People profoundly deficient in human growth hormone (HGH) due to a genetic mutation appear to live just as long as people who make normal amounts of the hormone, a new study shows. The findings suggest that HGH may not be the "fountain of youth" that some researchers have suggested.
"Without HGH, these people still live long, healthy lives, and our results don't seem to support the notion that lack of HGH slows or accelerates the aging process," says Roberto Salvatori, M.D., associate professor in the Department of Endocrinology at the Johns Hopkins University School of Medicine.
The researchers, working with an unusual population of dwarves residing in Itabaianinha county, a rural area in the northeastern Brazilian state of Sergipe, and led by Salvatori, sought to sort out conflicting results of previous studies on the effects of HGH on human aging.
Some studies have suggested that mice whose bodies don't efficiently produce or process the mouse equivalent to HGH have an extended lifespan. Other research has shown that people with low levels of HGH due to surgical or radiation damage to the pituitary gland that makes HGH have increased risk of cardiovascular disease, a factor that can shorten life span. These patients also have decreased levels of other important hormones that the pituitary produces, possibly confounding results.
Some people take HGH to reverse some of the effects of aging. Does HGH taken in this manner lengthen or shorten life spans?

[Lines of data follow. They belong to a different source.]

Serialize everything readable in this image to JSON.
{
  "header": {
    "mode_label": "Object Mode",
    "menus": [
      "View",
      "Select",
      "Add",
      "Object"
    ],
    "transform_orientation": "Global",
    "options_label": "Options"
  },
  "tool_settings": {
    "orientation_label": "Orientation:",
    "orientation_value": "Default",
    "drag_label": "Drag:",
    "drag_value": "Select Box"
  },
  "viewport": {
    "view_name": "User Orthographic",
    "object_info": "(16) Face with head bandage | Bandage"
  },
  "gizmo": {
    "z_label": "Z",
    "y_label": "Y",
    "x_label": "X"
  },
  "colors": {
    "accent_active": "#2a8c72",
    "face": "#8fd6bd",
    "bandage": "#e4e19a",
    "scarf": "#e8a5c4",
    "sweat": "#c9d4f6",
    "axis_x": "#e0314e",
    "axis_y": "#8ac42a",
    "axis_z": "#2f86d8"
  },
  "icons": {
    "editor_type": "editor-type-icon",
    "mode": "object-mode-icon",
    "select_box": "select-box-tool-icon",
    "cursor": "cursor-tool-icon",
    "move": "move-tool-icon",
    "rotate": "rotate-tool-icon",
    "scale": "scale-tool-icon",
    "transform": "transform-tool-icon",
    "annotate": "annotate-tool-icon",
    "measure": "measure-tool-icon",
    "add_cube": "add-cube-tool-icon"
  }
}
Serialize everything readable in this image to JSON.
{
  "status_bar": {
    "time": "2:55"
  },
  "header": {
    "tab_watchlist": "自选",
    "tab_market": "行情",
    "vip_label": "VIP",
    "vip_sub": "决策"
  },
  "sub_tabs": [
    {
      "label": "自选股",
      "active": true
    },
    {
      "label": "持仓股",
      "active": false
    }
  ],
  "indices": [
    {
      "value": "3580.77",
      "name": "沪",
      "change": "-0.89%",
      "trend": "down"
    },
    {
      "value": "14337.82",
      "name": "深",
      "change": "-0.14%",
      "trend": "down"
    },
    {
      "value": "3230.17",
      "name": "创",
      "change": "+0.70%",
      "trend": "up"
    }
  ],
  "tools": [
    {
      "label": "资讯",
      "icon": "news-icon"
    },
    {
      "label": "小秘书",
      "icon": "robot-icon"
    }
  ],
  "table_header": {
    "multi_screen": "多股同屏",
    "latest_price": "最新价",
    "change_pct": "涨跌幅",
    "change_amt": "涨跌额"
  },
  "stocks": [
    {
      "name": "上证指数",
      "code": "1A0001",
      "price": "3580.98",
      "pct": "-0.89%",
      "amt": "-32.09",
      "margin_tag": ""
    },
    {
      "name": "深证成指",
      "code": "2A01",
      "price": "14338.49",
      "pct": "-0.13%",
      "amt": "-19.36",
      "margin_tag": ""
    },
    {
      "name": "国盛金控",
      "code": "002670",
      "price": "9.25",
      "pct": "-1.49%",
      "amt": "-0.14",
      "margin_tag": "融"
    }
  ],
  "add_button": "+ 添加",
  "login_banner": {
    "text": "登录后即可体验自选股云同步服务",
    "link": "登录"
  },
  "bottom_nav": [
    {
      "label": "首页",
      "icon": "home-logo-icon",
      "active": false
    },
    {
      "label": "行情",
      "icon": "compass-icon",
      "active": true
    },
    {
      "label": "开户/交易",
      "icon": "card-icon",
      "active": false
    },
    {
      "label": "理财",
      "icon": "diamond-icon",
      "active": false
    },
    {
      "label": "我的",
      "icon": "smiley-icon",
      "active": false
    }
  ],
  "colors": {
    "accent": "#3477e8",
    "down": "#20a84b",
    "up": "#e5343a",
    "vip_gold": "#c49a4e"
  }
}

|Share |||Randall Parker, 2010 January 26 11:51 PM Aging Drugs|